On the eve of Gov. Rick Scott's third State of the State address, Florida Democrats released a lengthy memo detailing setbacks for job creation under his reign.
"After cutting more jobs than he created in Florida in 2012, failing to keep his promise to create 700,000 new jobs and a disastrous election year where the Florida GOP 'got their teeth kicked in,' Gov. Rick Scott is running away from everything he campaigned on to get re-elected," wrote Scott Arceneaux, the party's executive director.
PolitiFact Florida is monitoring the central promise of Scott's 2010 campaign — creating 700,000 jobs over seven years — on the Scott-O-Meter, where it is rated Stalled. The state has experienced positive job growth since Scott took office in January 2011, but not at the rate that he would need to meet his pledge.
With that in mind, the Democrats' claim that Scott cut "more jobs than he created" sounded like it needed another look.
We should note first that it's not right to give Scott credit (or blame) for all job growth (or losses) that happens while he is governor. Economic experts have told us that governors usually have little influence on short-term economic performance in their states. Often, national trends and general economic circumstances overwhelm the actions of a single governor.
On the other hand, public officials do have control over the size of the state workforce, and Scott made no secret of his desire to shrink the state payroll during his campaign. He said he would cut state jobs by 5 percent, a pledge we rated Promise Kept on the Scott-O-Meter.
But did he weed out state worker jobs at such a rate that it overtook private-sector growth?

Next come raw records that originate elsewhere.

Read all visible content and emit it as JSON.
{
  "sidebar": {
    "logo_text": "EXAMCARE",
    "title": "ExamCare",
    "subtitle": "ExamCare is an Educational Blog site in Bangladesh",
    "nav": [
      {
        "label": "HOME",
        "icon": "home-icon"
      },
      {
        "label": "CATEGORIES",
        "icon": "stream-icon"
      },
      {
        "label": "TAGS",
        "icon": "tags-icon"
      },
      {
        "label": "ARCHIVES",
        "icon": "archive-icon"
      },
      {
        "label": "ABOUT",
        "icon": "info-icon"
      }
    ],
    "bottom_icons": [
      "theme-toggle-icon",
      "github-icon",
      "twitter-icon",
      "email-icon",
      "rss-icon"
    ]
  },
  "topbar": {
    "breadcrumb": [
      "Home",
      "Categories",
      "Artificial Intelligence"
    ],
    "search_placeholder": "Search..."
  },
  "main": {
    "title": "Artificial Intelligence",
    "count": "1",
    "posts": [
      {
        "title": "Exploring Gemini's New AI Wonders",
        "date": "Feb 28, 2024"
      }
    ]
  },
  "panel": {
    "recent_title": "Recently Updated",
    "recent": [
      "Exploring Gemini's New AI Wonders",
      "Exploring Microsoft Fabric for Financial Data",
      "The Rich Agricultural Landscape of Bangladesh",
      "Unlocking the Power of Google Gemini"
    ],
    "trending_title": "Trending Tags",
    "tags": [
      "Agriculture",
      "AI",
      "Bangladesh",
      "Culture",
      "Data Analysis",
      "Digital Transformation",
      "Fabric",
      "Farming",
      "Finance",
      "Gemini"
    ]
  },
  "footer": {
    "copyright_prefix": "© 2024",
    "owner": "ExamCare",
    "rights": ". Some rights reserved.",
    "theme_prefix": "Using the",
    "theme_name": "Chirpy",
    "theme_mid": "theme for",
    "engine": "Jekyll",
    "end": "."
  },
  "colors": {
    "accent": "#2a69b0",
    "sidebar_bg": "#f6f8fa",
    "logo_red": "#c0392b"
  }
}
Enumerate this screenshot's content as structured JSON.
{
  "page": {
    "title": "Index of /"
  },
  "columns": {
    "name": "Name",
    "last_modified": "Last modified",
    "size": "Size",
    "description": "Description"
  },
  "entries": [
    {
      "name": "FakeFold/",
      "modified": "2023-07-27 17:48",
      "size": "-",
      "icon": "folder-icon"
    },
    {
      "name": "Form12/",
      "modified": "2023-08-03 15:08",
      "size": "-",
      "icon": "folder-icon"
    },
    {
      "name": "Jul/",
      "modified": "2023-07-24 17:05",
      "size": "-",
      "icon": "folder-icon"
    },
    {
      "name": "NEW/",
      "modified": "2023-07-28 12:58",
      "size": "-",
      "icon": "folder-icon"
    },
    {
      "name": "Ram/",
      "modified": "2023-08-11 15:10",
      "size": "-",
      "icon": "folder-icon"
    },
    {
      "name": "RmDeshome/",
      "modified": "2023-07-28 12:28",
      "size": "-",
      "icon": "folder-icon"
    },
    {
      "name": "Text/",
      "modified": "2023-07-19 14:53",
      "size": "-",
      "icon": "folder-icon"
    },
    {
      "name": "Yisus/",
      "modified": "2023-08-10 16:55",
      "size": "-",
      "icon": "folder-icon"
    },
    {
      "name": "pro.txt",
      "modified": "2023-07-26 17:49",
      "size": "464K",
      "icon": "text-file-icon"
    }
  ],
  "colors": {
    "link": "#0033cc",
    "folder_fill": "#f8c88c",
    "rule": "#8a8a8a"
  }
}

Put simply, no.
In his memo, Arceneaux zeroed in on private versus state government jobs in 2012.
"Since the beginning of 2012, Florida has added 7,800 private-sector jobs, but has cut 9,600 public-sector jobs," he states in the memo, which offers an August 2012 report from the state's Department of Economic Opportunity as backup.
We noticed one problem right away. Arceneaux claims to make an overarching point about job losses exceeding gains for all of 2012. But the supporting evidence deals with federal labor data available through mid August, accounting for just half of the year's jobs picture.
We asked Florida Democratic Party spokesman Eric Conrad to explain. He sent us a 2012 news story from the Orlando Sentinel, which quoted Rollins College economics professor William Seyfried as saying Florida added about 7,800 private-sector jobs while cutting about 9,600 government positions — this is key — so far that year.
Conrad said this was the most recent report the party had.
We found data for Florida jobs for all of 2012 from the federal Bureau of Labor Statistics.
Yes, 2012 was not kind to the state's job market for the first half, Seyfried said. But federal data show it picked up after August.
From December 2011 to December 2012, Florida lost 10,600 total government jobs. On the other hand, the state saw an increase of 65,600 private-sector jobs. Put them together and you get an overall non-farm jobs total of 54,900 jobs — a net gain, which belies Arceneaux's point.
"There's no way one can conclude that Florida experienced a net loss of jobs in 2012," Seyfried said.
Florida's 2012 economic performance mirrored the country's underwhelming job growth, said Sean Snaith, director of the University of Central Florida's Institute for Economic Competitiveness.
"They pick six months (of Florida jobs data) and they say nothing about the role the Democratic president has played in a slow national recovery," Snaith said.
Arceneaux's point is focused on the worst period of job growth the state experienced with Scott as governor. The state grew more than twice as many jobs in Scott's first year in office (122,900 private-sector jobs minus 7,200 government jobs equals 115,700 total nonfarm jobs). And by the end of 2012, Scott's job creation total continued to lag mightily behind his promise of 700,000 jobs but was up to 170,600.
Arceneaux tried to discredit Scott's influence on Florida's economy on the eve of his State of the State address. Putting the blame for job losses squarely on Scott's shoulders, Arceneaux said Scott cut "more jobs than he created in Florida in 2012."
This claim is a bad case of cherry-picking. The Democrats homed in on the state's bleakest period of job growth. Not only that, they held it up as a whole year's performance.
Yes, 2012 was sluggish for job growth, especially compared with 2011. But it was an increase nonetheless.
We rate the statement Pants on Fire!
This ruling has been edited for print. See more fact-checks at politifact.com/florida.